PROMPT: If an entry holds a picture, leave that picture out; copy everything else exactly.
━━ INPUT RECORDS ━━
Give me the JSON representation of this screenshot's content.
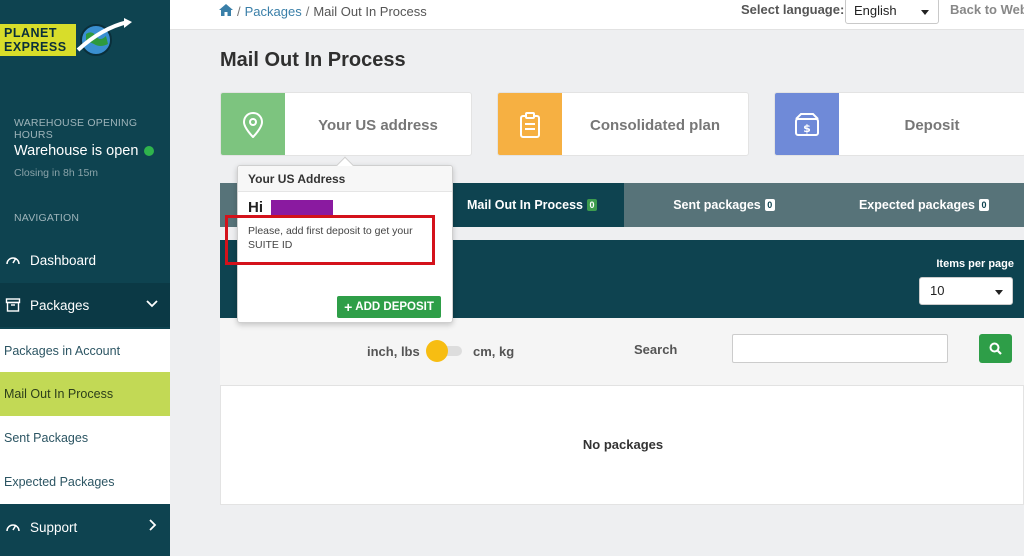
{
  "brand": {
    "logo_line1": "PLANET",
    "logo_line2": "EXPRESS"
  },
  "sidebar": {
    "hours_heading": "WAREHOUSE OPENING HOURS",
    "status": "Warehouse is open",
    "closing": "Closing in 8h 15m",
    "nav_heading": "NAVIGATION",
    "dashboard": "Dashboard",
    "packages": "Packages",
    "sub": [
      "Packages in Account",
      "Mail Out In Process",
      "Sent Packages",
      "Expected Packages"
    ],
    "support": "Support"
  },
  "topbar": {
    "crumb_packages": "Packages",
    "crumb_current": "Mail Out In Process",
    "lang_label": "Select language:",
    "lang_value": "English",
    "back_link": "Back to Web"
  },
  "page": {
    "title": "Mail Out In Process"
  },
  "cards": [
    {
      "label": "Your US address",
      "color": "#7dc47f"
    },
    {
      "label": "Consolidated plan",
      "color": "#f6b042"
    },
    {
      "label": "Deposit",
      "color": "#6f8ad8"
    }
  ],
  "tabs": [
    {
      "label": "Mail Out In Process",
      "count": "0"
    },
    {
      "label": "Sent packages",
      "count": "0"
    },
    {
      "label": "Expected packages",
      "count": "0"
    }
  ],
  "list": {
    "items_per_page_label": "Items per page",
    "items_per_page_value": "10"
  },
  "filters": {
    "unit_imperial": "inch, lbs",
    "unit_metric": "cm, kg",
    "search_label": "Search",
    "search_value": ""
  },
  "table": {
    "empty_text": "No packages"
  },
  "popover": {
    "title": "Your US Address",
    "greeting": "Hi",
    "message": "Please, add first deposit to get your SUITE ID",
    "button": "ADD DEPOSIT"
  }
}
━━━
EXPECTED ANSWER:
Give me the JSON representation of this screenshot's content.
{
  "brand": {
    "logo_line1": "PLANET",
    "logo_line2": "EXPRESS"
  },
  "sidebar": {
    "hours_heading": "WAREHOUSE OPENING HOURS",
    "status": "Warehouse is open",
    "closing": "Closing in 8h 15m",
    "nav_heading": "NAVIGATION",
    "dashboard": "Dashboard",
    "packages": "Packages",
    "sub": [
      "Packages in Account",
      "Mail Out In Process",
      "Sent Packages",
      "Expected Packages"
    ],
    "support": "Support"
  },
  "topbar": {
    "crumb_packages": "Packages",
    "crumb_current": "Mail Out In Process",
    "lang_label": "Select language:",
    "lang_value": "English",
    "back_link": "Back to Web"
  },
  "page": {
    "title": "Mail Out In Process"
  },
  "cards": [
    {
      "label": "Your US address",
      "color": "#7dc47f"
    },
    {
      "label": "Consolidated plan",
      "color": "#f6b042"
    },
    {
      "label": "Deposit",
      "color": "#6f8ad8"
    }
  ],
  "tabs": [
    {
      "label": "Mail Out In Process",
      "count": "0"
    },
    {
      "label": "Sent packages",
      "count": "0"
    },
    {
      "label": "Expected packages",
      "count": "0"
    }
  ],
  "list": {
    "items_per_page_label": "Items per page",
    "items_per_page_value": "10"
  },
  "filters": {
    "unit_imperial": "inch, lbs",
    "unit_metric": "cm, kg",
    "search_label": "Search",
    "search_value": ""
  },
  "table": {
    "empty_text": "No packages"
  },
  "popover": {
    "title": "Your US Address",
    "greeting": "Hi",
    "message": "Please, add first deposit to get your SUITE ID",
    "button": "ADD DEPOSIT"
  }
}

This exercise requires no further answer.